Kruse and John M. Wright, Judges.
defendant appeals her sentence.
C. Smith, State Appellate Defender, and Brenda J. Gohr,
Assistant Appellate Defender, for appellant.
J. Miller, Attorney General, and Sheryl A. Soich, Assistant
Attorney General, for appellee.
Considered by Vogel, P.J., and Doyle and Bower, JJ.
Laktas appeals her sentence following her guilty plea to
second-degree theft, in violation of Iowa Code sections 714.1
and 714.2(2) (2016). Laktas claims the district court abused
its discretion by focusing only on Laktas's prior
criminal record, and it did not consider mitigating factors
such as her employment history and status as her father's
her guilty plea, Laktas was sentenced to five years of
imprisonment and a $750 fine with a surcharge. The district
court suspended the fine and surcharge. In pronouncing the
sentence, the district court stated:
The Court has considered all the sentencing provisions
provided in Iowa Code Chapters 901 and 902. The following
sentence is based upon my judgment of what will provide the
maximum opportunity for your rehabilitation and at the same
time protect the community from further offenses by you and
The Court has specifically considered all the arguments made
here today, all the contents of the presentence
investigation. There are a number of attachments, including
letters by family members and so forth, which the Court has
also considered and read in this case.
. . .
In reaching this sentence, ma'am, I've taken into
account your prior criminal record, which, as indicated,
obviously is not good. You've had the benefit of
probation, you've had the benefit of various services
while on probation, you've had the benefit of parole.
You've been incarcerated before. This is a situation
where multiple-the last of multiple felony convictions. And,
again, I'm a little bit taken aback by the Department of
Correctional Services' recommendation with a-on the risk

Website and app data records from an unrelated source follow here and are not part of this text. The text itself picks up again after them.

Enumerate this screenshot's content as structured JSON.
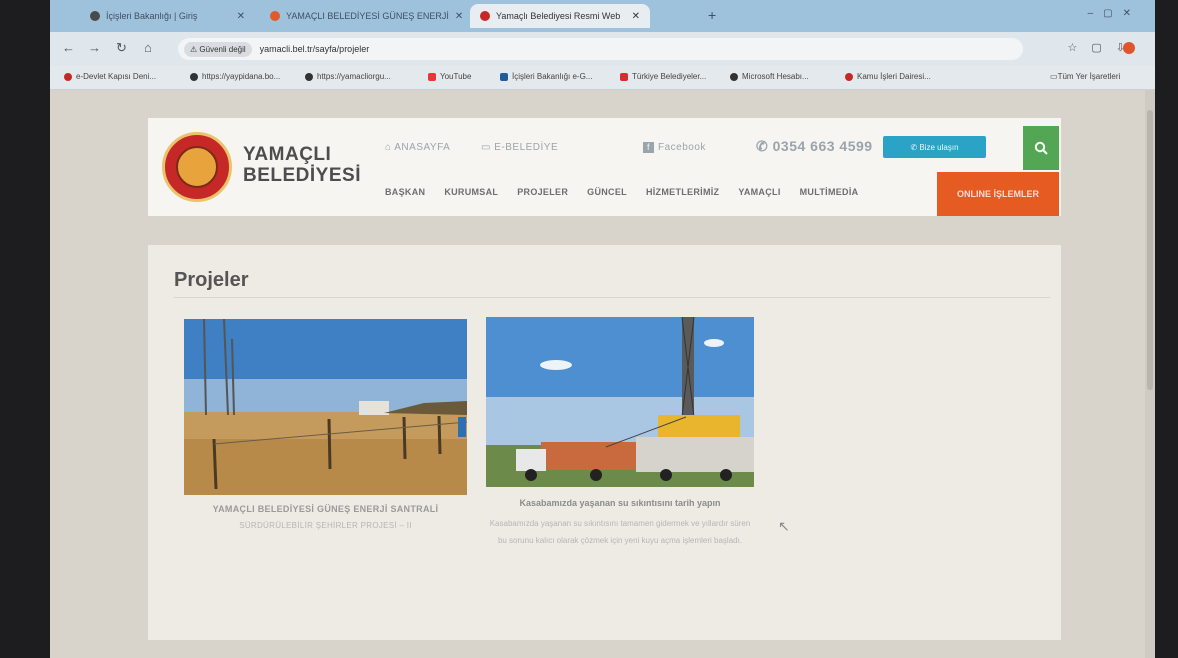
{
  "browser": {
    "tabs": [
      {
        "label": "İçişleri Bakanlığı | Giriş",
        "favicon_color": "#4a4a4a"
      },
      {
        "label": "YAMAÇLI BELEDİYESİ GÜNEŞ ENERJİ",
        "favicon_color": "#e05a2a"
      },
      {
        "label": "Yamaçlı Belediyesi Resmi Web",
        "favicon_color": "#c62828"
      }
    ],
    "new_tab": "+",
    "security_label": "Güvenli değil",
    "url": "yamacli.bel.tr/sayfa/projeler",
    "bookmarks": [
      {
        "label": "e-Devlet Kapısı Deni...",
        "color": "#c62828"
      },
      {
        "label": "https://yaypidana.bo...",
        "color": "#333333"
      },
      {
        "label": "https://yamacliorgu...",
        "color": "#333333"
      },
      {
        "label": "YouTube",
        "color": "#e53935"
      },
      {
        "label": "İçişleri Bakanlığı e-G...",
        "color": "#1e5c9c"
      },
      {
        "label": "Türkiye Belediyeler...",
        "color": "#d32f2f"
      },
      {
        "label": "Microsoft Hesabı...",
        "color": "#333333"
      },
      {
        "label": "Kamu İşleri Dairesi...",
        "color": "#c62828"
      }
    ],
    "all_bookmarks": "Tüm Yer İşaretleri"
  },
  "site": {
    "brand_line1": "YAMAÇLI",
    "brand_line2": "BELEDİYESİ",
    "home_link": "⌂ ANASAYFA",
    "ebelediye_link": "▭ E-BELEDİYE",
    "facebook_link": "Facebook",
    "phone": "✆ 0354 663 4599",
    "contact_button": "✆ Bize ulaşın",
    "menu": [
      "BAŞKAN",
      "KURUMSAL",
      "PROJELER",
      "GÜNCEL",
      "HİZMETLERİMİZ",
      "YAMAÇLI",
      "MULTİMEDİA"
    ],
    "online_button": "ONLINE İŞLEMLER"
  },
  "content": {
    "title": "Projeler",
    "projects": [
      {
        "caption": "YAMAÇLI BELEDİYESİ GÜNEŞ ENERJİ SANTRALİ",
        "subtitle": "SÜRDÜRÜLEBİLİR ŞEHİRLER PROJESİ – II"
      },
      {
        "caption": "Kasabamızda yaşanan su sıkıntısını tarih yapın",
        "description": "Kasabamızda yaşanan su sıkıntısını tamamen gidermek ve yıllardır süren bu sorunu kalıcı olarak çözmek için yeni kuyu açma işlemleri başladı."
      }
    ]
  },
  "colors": {
    "accent_blue": "#2ba3c7",
    "accent_green": "#53a653",
    "accent_orange": "#e65b22",
    "logo_red": "#c62828"
  }
}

assessment when the same thing keeps happening over and over
and over again and then come up with a conclusion that
it's not a risk, which, again, does not make sense.
The other thing for the presentence investigation, it
appeared-I mean you just got off parole or probation within a
very short time. You're back at it again with this
offense, which didn't occur once, not a one-time thing,
but multiple offenses occurring over a long period of time
when you were put in a position of trust in this case.
So that's the reasons for the sentencing and, again,
I've taken into account everything else that was said
here today. You know, you can't say, well, I've done
this and this since I was arrested on this charge and that
makes-you know, and that should determine what happens here
today. This has happened before multiple times and I'm
sure the same thing has happened before. So ...